● The task
The answer must consist of every line below that holds the word "Protocol".

(Data provided Opens)

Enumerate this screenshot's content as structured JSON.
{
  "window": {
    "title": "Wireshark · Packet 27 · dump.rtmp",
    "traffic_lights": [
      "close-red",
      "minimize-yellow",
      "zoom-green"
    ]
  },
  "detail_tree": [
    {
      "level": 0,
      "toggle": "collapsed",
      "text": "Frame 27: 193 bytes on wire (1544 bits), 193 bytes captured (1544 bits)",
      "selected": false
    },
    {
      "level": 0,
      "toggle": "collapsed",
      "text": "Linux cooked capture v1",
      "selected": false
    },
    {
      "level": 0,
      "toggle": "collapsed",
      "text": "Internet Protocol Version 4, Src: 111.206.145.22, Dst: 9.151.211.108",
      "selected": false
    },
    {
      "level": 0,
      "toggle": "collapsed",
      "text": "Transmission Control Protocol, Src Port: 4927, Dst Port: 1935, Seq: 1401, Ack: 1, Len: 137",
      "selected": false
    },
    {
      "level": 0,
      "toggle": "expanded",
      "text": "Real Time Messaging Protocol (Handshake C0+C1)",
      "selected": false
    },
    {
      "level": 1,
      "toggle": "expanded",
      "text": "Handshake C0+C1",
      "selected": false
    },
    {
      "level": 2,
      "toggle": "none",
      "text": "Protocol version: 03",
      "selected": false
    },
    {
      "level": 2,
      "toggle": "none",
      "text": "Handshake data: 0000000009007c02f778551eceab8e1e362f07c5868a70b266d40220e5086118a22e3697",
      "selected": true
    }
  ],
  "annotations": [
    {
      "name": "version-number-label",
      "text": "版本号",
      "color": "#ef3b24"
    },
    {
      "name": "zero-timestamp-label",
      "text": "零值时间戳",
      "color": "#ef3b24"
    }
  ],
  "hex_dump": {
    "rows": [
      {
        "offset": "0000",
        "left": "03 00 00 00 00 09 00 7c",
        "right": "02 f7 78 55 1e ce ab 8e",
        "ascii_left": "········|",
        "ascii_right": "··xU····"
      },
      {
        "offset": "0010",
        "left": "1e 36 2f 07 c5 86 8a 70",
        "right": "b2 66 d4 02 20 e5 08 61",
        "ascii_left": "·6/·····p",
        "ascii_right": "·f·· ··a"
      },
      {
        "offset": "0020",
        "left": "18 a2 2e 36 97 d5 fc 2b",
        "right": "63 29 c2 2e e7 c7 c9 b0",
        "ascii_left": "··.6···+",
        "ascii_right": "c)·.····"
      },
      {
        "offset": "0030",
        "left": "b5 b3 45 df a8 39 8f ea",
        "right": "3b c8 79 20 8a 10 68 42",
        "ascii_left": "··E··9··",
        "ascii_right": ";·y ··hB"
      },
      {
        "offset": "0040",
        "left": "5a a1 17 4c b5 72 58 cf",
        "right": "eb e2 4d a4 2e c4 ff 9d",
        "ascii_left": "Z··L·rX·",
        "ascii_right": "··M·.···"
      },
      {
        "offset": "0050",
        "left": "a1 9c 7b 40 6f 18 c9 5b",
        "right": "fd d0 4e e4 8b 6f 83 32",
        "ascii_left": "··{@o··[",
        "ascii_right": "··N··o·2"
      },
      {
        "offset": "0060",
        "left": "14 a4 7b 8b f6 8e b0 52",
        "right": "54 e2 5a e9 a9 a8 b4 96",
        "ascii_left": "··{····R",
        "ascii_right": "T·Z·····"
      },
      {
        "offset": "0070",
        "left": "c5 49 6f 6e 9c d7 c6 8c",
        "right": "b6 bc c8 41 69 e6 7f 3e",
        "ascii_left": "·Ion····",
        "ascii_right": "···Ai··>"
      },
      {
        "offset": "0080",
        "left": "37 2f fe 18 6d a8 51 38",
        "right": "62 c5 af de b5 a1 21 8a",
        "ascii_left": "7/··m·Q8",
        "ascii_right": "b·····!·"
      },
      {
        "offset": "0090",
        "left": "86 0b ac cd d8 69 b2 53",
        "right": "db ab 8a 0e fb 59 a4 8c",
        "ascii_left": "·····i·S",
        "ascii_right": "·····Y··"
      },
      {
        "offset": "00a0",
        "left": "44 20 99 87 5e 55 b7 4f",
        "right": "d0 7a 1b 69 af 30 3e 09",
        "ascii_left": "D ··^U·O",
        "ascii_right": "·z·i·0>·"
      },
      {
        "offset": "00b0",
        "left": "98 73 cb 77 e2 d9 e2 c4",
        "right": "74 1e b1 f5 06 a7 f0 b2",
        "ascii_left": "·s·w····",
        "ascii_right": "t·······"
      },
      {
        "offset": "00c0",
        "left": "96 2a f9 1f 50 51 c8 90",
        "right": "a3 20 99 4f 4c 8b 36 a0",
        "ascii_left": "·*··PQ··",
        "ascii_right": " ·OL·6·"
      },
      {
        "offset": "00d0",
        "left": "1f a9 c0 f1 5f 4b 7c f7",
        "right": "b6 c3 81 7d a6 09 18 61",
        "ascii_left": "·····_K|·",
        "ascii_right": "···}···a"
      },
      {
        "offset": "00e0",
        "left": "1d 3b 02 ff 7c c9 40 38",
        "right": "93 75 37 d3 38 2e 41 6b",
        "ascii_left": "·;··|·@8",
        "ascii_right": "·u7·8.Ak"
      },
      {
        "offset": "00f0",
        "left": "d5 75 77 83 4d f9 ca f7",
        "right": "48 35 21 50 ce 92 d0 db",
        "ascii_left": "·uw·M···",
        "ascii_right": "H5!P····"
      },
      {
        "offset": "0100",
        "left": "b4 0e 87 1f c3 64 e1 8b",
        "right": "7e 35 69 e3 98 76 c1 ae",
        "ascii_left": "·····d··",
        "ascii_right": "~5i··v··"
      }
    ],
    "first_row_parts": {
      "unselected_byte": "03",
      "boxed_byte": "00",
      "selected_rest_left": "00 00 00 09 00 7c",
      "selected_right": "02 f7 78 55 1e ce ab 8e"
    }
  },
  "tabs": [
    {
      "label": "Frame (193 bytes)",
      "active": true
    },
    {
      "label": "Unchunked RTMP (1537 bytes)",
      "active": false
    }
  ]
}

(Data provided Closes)

● Written solution
      "text": "Internet Protocol Version 4, Src: 111.206.145.22, Dst: 9.151.211.108",
      "text": "Transmission Control Protocol, Src Port: 4927, Dst Port: 1935, Seq: 1401, Ack: 1, Len: 137",
      "text": "Real Time Messaging Protocol (Handshake C0+C1)",
      "text": "Protocol version: 03",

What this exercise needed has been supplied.